When I purchased  my first speedlight (on-camera flash) long ago I was never impressed by the results.  If I shot the speedlight directly onto my subject the light was flat and I usually ended up with heavy shadows in the background.  Then came the revelation of bouncing flash off the ceiling, thus removing any shadows in the background but this in turn created shadows on the subject, namely the eyes and nose.  I started to dabble in manual off-camera light using wireless triggers and speedlights and the possibilities were endless! I really enjoy the challenge of creating edgy portraits using 1-3 speedlights off-camera, and in time with a lot of practice I began to understand exposure values and could rig up and select an option close enough to what would be my final exposure settings without the need for a metering system.  Strobism (manual off-camera lighting with speedlights) has one major pitfall though.  Like any studio lighting setup big or small, it takes time to get your lights erected and in position whilst instructing a model but the results are fantastic!

In any situation time is never on your side.  Be it commercial, PR, landscape, wedding or even family portrait photography, time is always a key factor and dictates how when and where we plan to take a shot.  That is why on-camera flash is so appealing and in most cases, photographers opt for direct flash in many of these scenarios.  It’s very difficult to lug around kit for off-camera scenarios or indeed move the lights from one location to the next.

There is another alternative though provided that you have the patience and don’t mind working with your camera in manual exposure mode.  I found a New Jersey based photographer Neil van Niekerk using this method and decided to give it a try.  It is quick, effective indoors and provides beautiful soft directional lighting.  Rather than bouncing your on-camera strobe at the ceiling, try bouncing at a nearby wall or even behind your shoulder.  You are effectively using that wall as a larger, softer light source like an off-camera softbox.  I strap a piece of cardboard that I’ve coloured black with a permanent marker in order to direct as much light as possible towards the new source.  I use an elastic band to secure it in place which gives me the flexibility to move it quickly should I decide to shoot portrait or bounce light in a different direction.

Below are a few examples of using this technique in on the fly to produce stunning portraits/moments.  Each and every shot below incorporated the cardboard modifier to intelligently bounce light off larger sources to achieve soft, directional light.  If you require any further info feel free to ask in the comments section below.

  1. ttekcorbnave on Monday 11, 2010


  2. redskyni on Monday 11, 2010

    Thanks Evan.
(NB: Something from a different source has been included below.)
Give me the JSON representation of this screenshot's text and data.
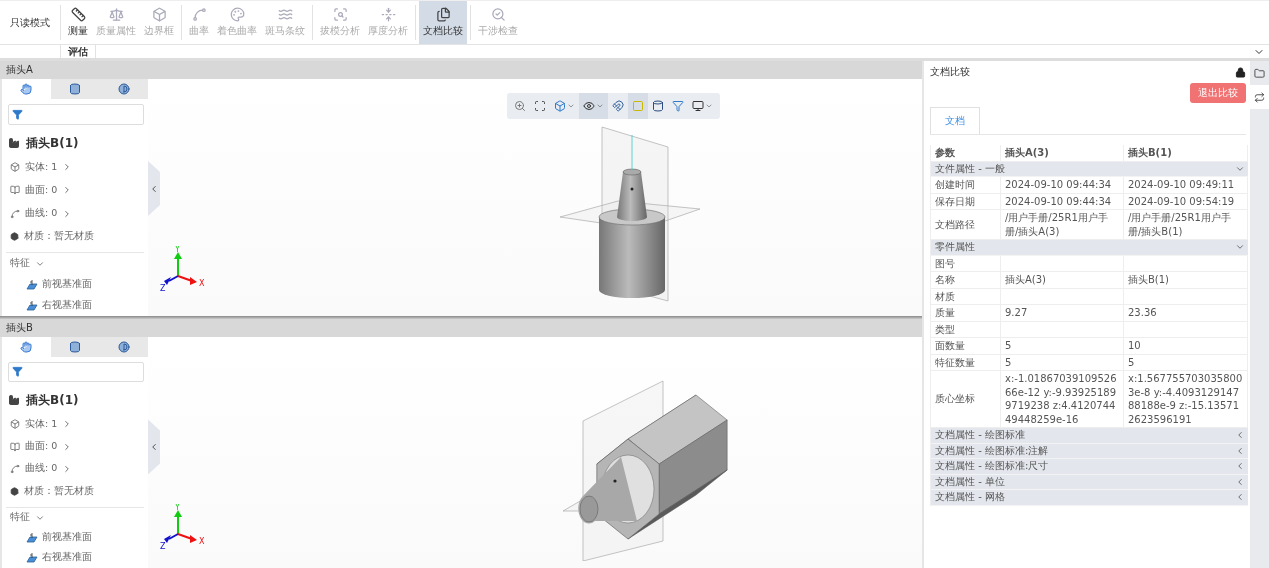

Hope this little technique helps when you’re shooting the stars of today and tomorrow. :D

  3. Car on Monday 11, 2010

    Thanks for the info I will definately try this ;) Car